The Jakarta administration's decision to set up another busway corridor, from Pulo Gadung in East Jakarta to Kalideres in West Jakarta via Monas in Central Jakarta, has drawn various reactions.

Some people are of the view that the plan to construct the new busway route deserves support. Others, however, say that the problems with the existing route from Blok M to Kota should be dealt with first before expanding the system.

Those who support the idea -- the city officials among them -- believe that the busway system will help ease the traffic along those routes. The system is faster than any other means of public transport available at present, so the city needs more busway corridors, especially for routes that are severely congested, so they argue.
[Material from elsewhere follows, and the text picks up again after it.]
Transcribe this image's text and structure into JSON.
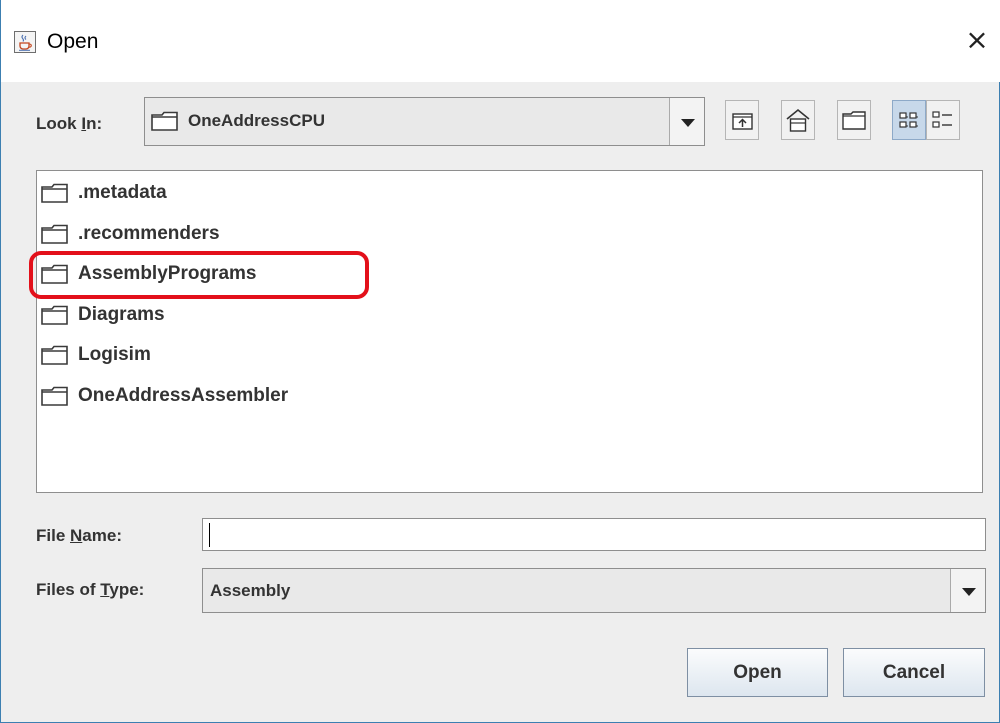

On the other hand, those who do not agree with the expansion of the system argue that the problems brought about by the existing busway infrastructure have yet to be dealt with properly.
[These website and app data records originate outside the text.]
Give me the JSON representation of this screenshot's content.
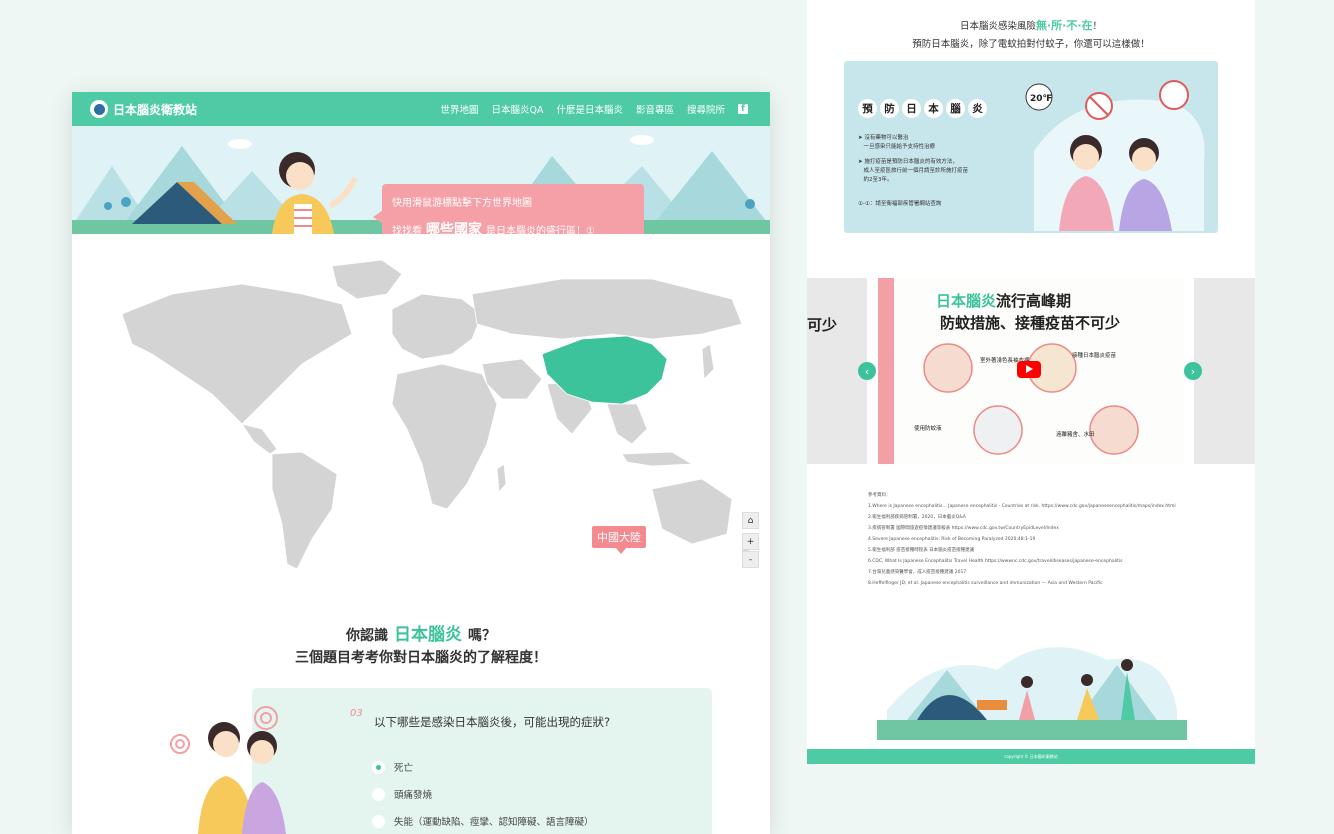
{
  "site": {
    "logo_text": "日本腦炎衛教站",
    "nav": [
      "世界地圖",
      "日本腦炎QA",
      "什麼是日本腦炎",
      "影音專區",
      "搜尋院所"
    ],
    "facebook_icon": "f"
  },
  "hero": {
    "line1": "快用滑鼠游標點擊下方世界地圖",
    "line2_pre": "找找看",
    "line2_highlight": "哪些國家",
    "line2_post": "是日本腦炎的盛行區！①"
  },
  "map": {
    "highlight_label": "中國大陸",
    "controls": {
      "home": "⌂",
      "zoom_in": "+",
      "zoom_out": "-"
    }
  },
  "quiz": {
    "title_pre": "你認識",
    "title_highlight": "日本腦炎",
    "title_post": "嗎？",
    "subtitle": "三個題目考考你對日本腦炎的了解程度！",
    "question_number": "03",
    "question": "以下哪些是感染日本腦炎後，可能出現的症狀?",
    "options": [
      {
        "label": "死亡",
        "selected": true
      },
      {
        "label": "頭痛發燒",
        "selected": false
      },
      {
        "label": "失能（運動缺陷、痙攣、認知障礙、語言障礙）",
        "selected": false
      }
    ]
  },
  "right": {
    "header1_pre": "日本腦炎感染風險",
    "header1_highlight": "無·所·不·在",
    "header1_post": "！",
    "header2": "預防日本腦炎，除了電蚊拍對付蚊子，你還可以這樣做！",
    "prevent_title": [
      "預",
      "防",
      "日",
      "本",
      "腦",
      "炎"
    ],
    "temp_badge": "20℉",
    "prevent_lines": [
      "➤ 沒有藥物可以醫治",
      "　一旦感染只能給予支持性治療",
      "➤ 施打疫苗是預防日本腦炎的有效方法，",
      "　成人至疫區旅行前一個月請至診所施打疫苗",
      "　約2至3年。",
      "①-①：請至衛福部疾管署網站查詢"
    ],
    "slide_title_green": "日本腦炎",
    "slide_title_rest": "流行高峰期",
    "slide_subtitle": "防蚊措施、接種疫苗不可少",
    "slide_captions": [
      "室外著淺色長袖衣褲",
      "接種日本腦炎疫苗",
      "使用防蚊液",
      "遠離豬舍、水田"
    ],
    "side_left_text": "可少",
    "refs": [
      "參考資料：",
      "1.Where is Japanese encephalitis... Japanese encephalitis - Countries at risk. https://www.cdc.gov/japaneseencephalitis/maps/index.html",
      "2.衛生福利部疾病管制署，2020，日本腦炎Q&A",
      "3.疾病管制署 國際間旅遊疫情建議等級表 https://www.cdc.gov.tw/CountryEpidLevel/Index",
      "4.Severe Japanese encephalitis: Risk of Becoming Paralyzed 2020;48:1-19",
      "5.衛生福利部 疫苗接種時程表 日本腦炎疫苗接種建議",
      "6.CDC, What Is Japanese Encephalitis Travel Health https://wwwnc.cdc.gov/travel/diseases/japanese-encephalitis",
      "7.台灣兒童感染醫學會，成人疫苗接種建議 2017",
      "8.Heffelfinger JD, et al. Japanese encephalitis surveillance and immunization — Asia and Western Pacific"
    ],
    "footer": "copyright © 日本腦炎衛教站"
  },
  "colors": {
    "brand": "#4ecba5",
    "accent_pink": "#f4a0a6",
    "map_land": "#d4d4d4",
    "map_highlight": "#3cc39b"
  }
}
The routes to and from Pulo Gadung and Kalideres are congested each day, and -- considering the Blok M - Kota experience -- the skeptics fear that the new busway corridor will cause new problems.

According to Bambang Susanto, the secretary-general of the Sustainable Transport Action Network for Asia-Pacific, there are several problems relating to safety and security, reliability and affordability of the transJakarta bus system that need to be assessed before more are built.
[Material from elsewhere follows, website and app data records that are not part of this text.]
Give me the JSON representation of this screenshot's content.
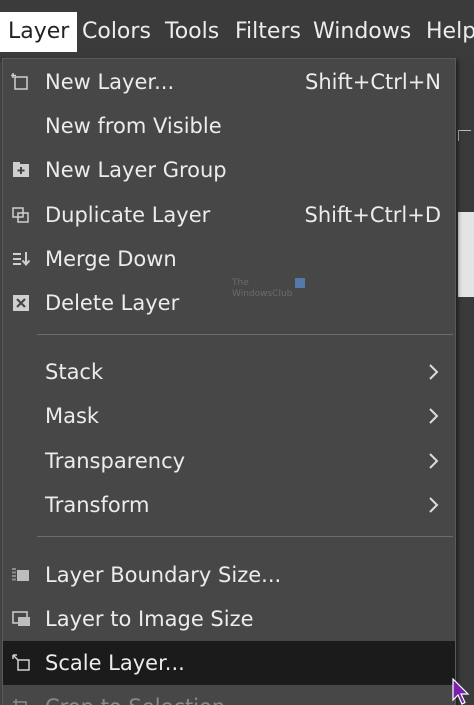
{
  "menubar": {
    "items": [
      {
        "label": "Layer"
      },
      {
        "label": "Colors"
      },
      {
        "label": "Tools"
      },
      {
        "label": "Filters"
      },
      {
        "label": "Windows"
      },
      {
        "label": "Help"
      }
    ]
  },
  "menu": {
    "items": [
      {
        "label": "New Layer...",
        "shortcut": "Shift+Ctrl+N",
        "icon": "new-layer-icon"
      },
      {
        "label": "New from Visible",
        "shortcut": "",
        "icon": ""
      },
      {
        "label": "New Layer Group",
        "shortcut": "",
        "icon": "layer-group-icon"
      },
      {
        "label": "Duplicate Layer",
        "shortcut": "Shift+Ctrl+D",
        "icon": "duplicate-icon"
      },
      {
        "label": "Merge Down",
        "shortcut": "",
        "icon": "merge-down-icon"
      },
      {
        "label": "Delete Layer",
        "shortcut": "",
        "icon": "delete-icon"
      },
      {
        "label": "Stack",
        "submenu": true
      },
      {
        "label": "Mask",
        "submenu": true
      },
      {
        "label": "Transparency",
        "submenu": true
      },
      {
        "label": "Transform",
        "submenu": true
      },
      {
        "label": "Layer Boundary Size...",
        "icon": "layer-boundary-icon"
      },
      {
        "label": "Layer to Image Size",
        "icon": "layer-to-image-icon"
      },
      {
        "label": "Scale Layer...",
        "icon": "scale-layer-icon",
        "highlighted": true
      },
      {
        "label": "Crop to Selection",
        "icon": "crop-icon",
        "disabled": true
      }
    ]
  },
  "watermark": {
    "line1": "The",
    "line2": "WindowsClub"
  },
  "colors": {
    "menu_bg": "#474747",
    "menubar_bg": "#3b3b3b",
    "highlight": "#1b1b1b",
    "text": "#ececec",
    "active_menubar_bg": "#ffffff"
  }
}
Security and punctuality are the most important factors that can persuade people to keep commuting on the new buses.

It is interesting to recall Governor Sutiyoso's remark that the busway would not solve the city's chaotic traffic jams. The governor has also said that the busway system would put the administration's reputation at stake.

But those among us who have lived in Jakarta since the 1970s will readily acknowledge that traffic was already chaotic even then. However, things have grown worse over the past couple of decades, in step with the rapidly increasing number of vehicles, a fact that neither the central government nor the Jakarta provincial administration seem to be able to contain.

The increases in population, which have led to the decrease of space available for the building of new roads, is another serious problem. Unfortunately, law enforcement has been very weak.

The phenomenal increase in the number of private cars in recent years could be seen as an accomplishment by the car retailers in their bid to fulfill the people's demand for independent and safe transportation. Prestige is another reason people prefer private cars.

Sutiyoso has acknowledged that the increased use of private cars is a reflection of the public's pressing need for a public transportation network that meets the minimal standards of cleanliness, comfort and safety.

In the meantime, while waiting for the most appropriate mode of public transportation to be put in place for the capital city's more than nine million people, the busway system can be considered a breakthrough.

Everybody agrees that Jakarta desperately needs a mass rapid transit system. Unfortunately, nobody seems to be able to determine what kind of system would be the most appropriate for Jakarta.

The city administration is facing many constraints, especially those of a financial or socio-cultural nature, and it does not have the money to do what needs to be done. Besides, it is not easy to find space for the construction of infrastructure such as is needed for a subway or an overhead monorail system.

But whatever people may say, it seems that the city administration is determined that the 33 kilometers of new busway corridors must begin construction next month and become operational by April 2005.

The expansion of the busway system reflects the administration's serious efforts to solve one aspect of Jakarta's traffic problems, but its record of tackling the core problems remains poor.

At least Rp 600 billion (about US$67.4 million) is needed for the new busway corridor project. That amount includes the purchase of 187 buses.

As it is a giant project involving a huge amount of money, transparence in the drawing up of business plans that involve the private sector is a must. To eliminate or, at the every least, reduce the possibility of malfeasance, open and fair bidding for the project is imperative.